It is a pleasure to serve under your chairmanship this morning, Mr Bailey. I congratulate my hon. Friend Mr Sharma on securing this important and timely debate and on spelling out the reality for so many of our people. I also congratulate him on the 12th anniversary of his election to Parliament yesterday, which we were pleased to celebrate last evening.
As my hon. Friend said, we know that rough sleeping in London has hit a record high with an 18% rise on last year, but it is not limited to London. Since 2010, when the Conservative-Lib Dem coalition Government came to power, rough sleeping has more than doubled across England, and there is no one reason for that. There are ways that it could have been prevented, but successive Governments since 2010 seem to have been content to allow the numbers to escalate. Even when they have admitted that there is an issue, the Government have failed to act. Two Prime Ministers have seen the numbers grow on their watch. I wonder what the new one, due to be installed later today, will make of such a terrible legacy and what he will do to sort it out.
Our Governments and Prime Ministers have been too preoccupied with Brexit and internal warring, meaning that people across this country have been let down and forced on to the streets because they simply have no other option. It is not that the Government do not know what is happening to people who are being made homeless. Ministers are quite happy to turn up and spout at events like the recent one hosted by Crisis, but we know that for all their rhetoric and plans, rough sleeping has dropped by less than 2% in the past year. If it is to be eradicated, at that rate it will take 50 years to sort it out, so I am left with no other conclusion than to ask whether they simply do not care enough to act.

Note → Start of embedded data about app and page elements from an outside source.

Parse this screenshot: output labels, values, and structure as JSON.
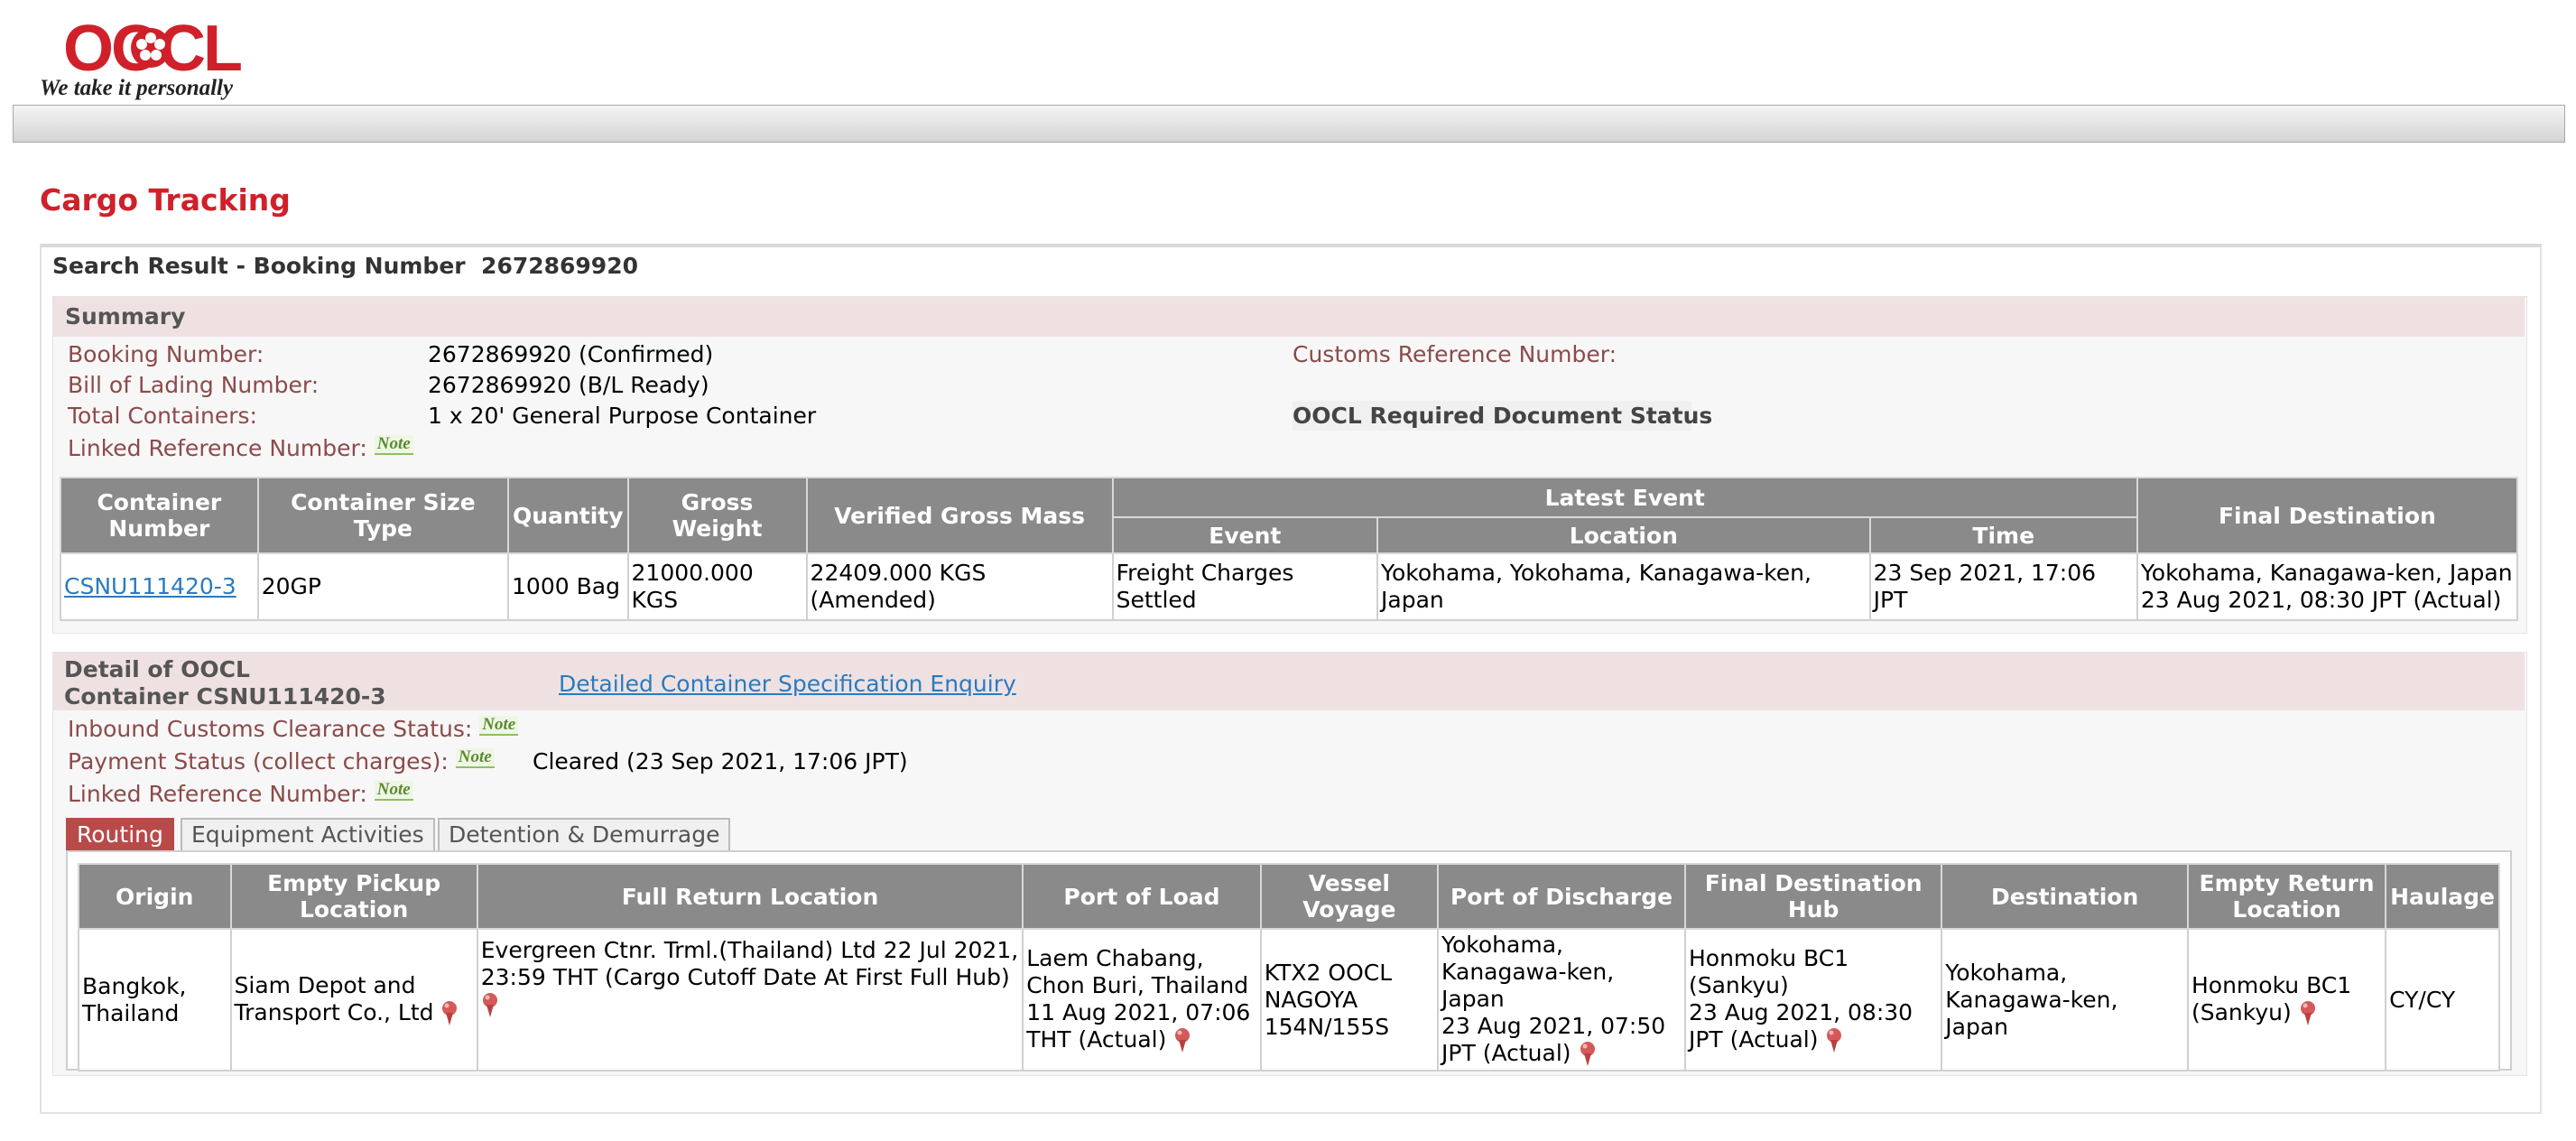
{
  "header": {
    "logo_text": "OOCL",
    "tagline": "We take it personally"
  },
  "page_title": "Cargo Tracking",
  "search_result": {
    "heading_prefix": "Search Result - Booking Number",
    "booking_number": "2672869920"
  },
  "summary": {
    "title": "Summary",
    "booking_number_label": "Booking Number:",
    "booking_number_value": "2672869920 (Confirmed)",
    "bl_label": "Bill of Lading Number:",
    "bl_value": "2672869920 (B/L Ready)",
    "total_containers_label": "Total Containers:",
    "total_containers_value": "1 x 20' General Purpose Container",
    "linked_ref_label": "Linked Reference Number:",
    "customs_ref_label": "Customs Reference Number:",
    "doc_status_heading": "OOCL Required Document Status",
    "note_label": "Note"
  },
  "container_table": {
    "headers": {
      "container_number": "Container Number",
      "size_type": "Container Size Type",
      "quantity": "Quantity",
      "gross_weight": "Gross Weight",
      "vgm": "Verified Gross Mass",
      "latest_event": "Latest Event",
      "event": "Event",
      "location": "Location",
      "time": "Time",
      "final_destination": "Final Destination"
    },
    "row": {
      "container_number": "CSNU111420-3",
      "size_type": "20GP",
      "quantity": "1000 Bag",
      "gross_weight": "21000.000 KGS",
      "vgm": "22409.000 KGS (Amended)",
      "event": "Freight Charges Settled",
      "location": "Yokohama, Yokohama, Kanagawa-ken, Japan",
      "time": "23 Sep 2021, 17:06 JPT",
      "final_destination_place": "Yokohama, Kanagawa-ken, Japan",
      "final_destination_time": "23 Aug 2021, 08:30 JPT (Actual)"
    }
  },
  "detail": {
    "title_line1": "Detail of OOCL",
    "title_line2": "Container CSNU111420-3",
    "spec_link": "Detailed Container Specification Enquiry",
    "inbound_customs_label": "Inbound Customs Clearance Status:",
    "payment_status_label": "Payment Status (collect charges):",
    "payment_status_value": "Cleared (23 Sep 2021, 17:06 JPT)",
    "linked_ref_label": "Linked Reference Number:",
    "note_label": "Note"
  },
  "tabs": [
    "Routing",
    "Equipment Activities",
    "Detention & Demurrage"
  ],
  "routing_table": {
    "headers": {
      "origin": "Origin",
      "empty_pickup": "Empty Pickup Location",
      "full_return": "Full Return Location",
      "port_of_load": "Port of Load",
      "vessel_voyage": "Vessel Voyage",
      "port_of_discharge": "Port of Discharge",
      "final_destination_hub": "Final Destination Hub",
      "destination": "Destination",
      "empty_return": "Empty Return Location",
      "haulage": "Haulage"
    },
    "row": {
      "origin": "Bangkok, Thailand",
      "empty_pickup": "Siam Depot and Transport Co., Ltd",
      "full_return": "Evergreen Ctnr. Trml.(Thailand) Ltd  22 Jul 2021, 23:59 THT (Cargo Cutoff Date At First Full Hub)",
      "port_of_load_place": "Laem Chabang, Chon Buri, Thailand",
      "port_of_load_time": "11 Aug 2021, 07:06 THT (Actual)",
      "vessel_voyage": "KTX2 OOCL NAGOYA 154N/155S",
      "port_of_discharge_place": "Yokohama, Kanagawa-ken, Japan",
      "port_of_discharge_time": "23 Aug 2021, 07:50 JPT (Actual)",
      "final_hub_place": "Honmoku BC1 (Sankyu)",
      "final_hub_time": "23 Aug 2021, 08:30 JPT (Actual)",
      "destination": "Yokohama, Kanagawa-ken, Japan",
      "empty_return": "Honmoku BC1 (Sankyu)",
      "haulage": "CY/CY"
    }
  },
  "colors": {
    "brand_red": "#d0202a",
    "label_brown": "#8c4a4a",
    "header_grey": "#8a8a8a",
    "link_blue": "#2a7bbf",
    "panel_pink": "#efe1e2"
  }
}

Let us look at what the Conservatives have done—the decimation of social housing up and down the country over recent years, a failure to build the social housing needed, and the erosion of the welfare state. Such failures have been major factors in generating a worrying rise in homelessness, and it is across the piece. Jim Shannon is always in his place speaking up for the people of Northern Ireland. He made it very clear that the crisis here in the UK is reflected in Northern Ireland, too, and it is families that suffer as a result.
There is ultimately one root cause that must be tackled if we are serious about ending homelessness. We need to increase the availability and affordability of housing. Stable and secure homes will give people the best chance of moving on from homelessness, or preventing it altogether. Unfortunately, we are in a position where having housing for every person is seen as an ambitious goal when it should be the standard and the bare minimum. The Government have moved the goalposts of what is seen as reasonable and turned adequate housing for all into the unachievable.
We know that many people live on low incomes. A person could work 40 hours a week on the minimum wage and not be able to afford the cost of renting privately in some places in this country, especially if they have children. We should not have a race to the bottom where only those with higher incomes can afford adequate housing. Those on lower incomes deserve secure, decent living conditions with affordable rents, but that is not the situation in Westminster North, as my hon. Friend Ms Buck said. Not a single home is available for low-income families and we have the lamentable situation where former council homes are now out of reach of the poorest people because of rents of as much as £500 a week.
On the need for social housing, Andrew Selous spoke of the need to build more homes more quickly. He talked about energy-efficient and bill-free homes, and he is entirely correct about that—no doubt about that—but the Government have built fewer than 7,000 new homes provided at social rent in England in 2017-2018, when what we need is 90,000 each year for the next 15 years just to tackle the backlog of housing need. People are being forced to turn to private rented housing. Although some positive moves have been made regarding tenant fees, affordability is still a major problem, even if people can find a property in the first place.
My hon. Friend Dr Drew spoke of private landlords refusing to take people on benefits. What does the Minister have to say about that? Is he surprised that private landlords are not always accommodating and understanding when their tenants are late with their rent payments? The reality is that families are being evicted because they cannot keep up with rent payments, and they enter undesirable living arrangements—sleeping on the floors of other family members, at best, and sleeping in cars and on the streets. We have heard other examples as well. Often it means that families are split up, leading to more pain and suffering.
Research from Crisis—we have heard much about its research—and the Chartered Institute of Housing has shown that cuts to local housing allowance rates mean that in 92% of areas in Great Britain, single people and couples or small families who need local housing allowance to pay their rent will struggle to find somewhere to live that they can actually afford. Until social housing can meet demand, people on low incomes must be able to find secure and stable housing in the private rented sector. Shelter has said that targeted affordability funding is not alleviating the problem. The top-up grant for areas most affected by the freeze in local housing allowance—just a 3% increase—has not worked.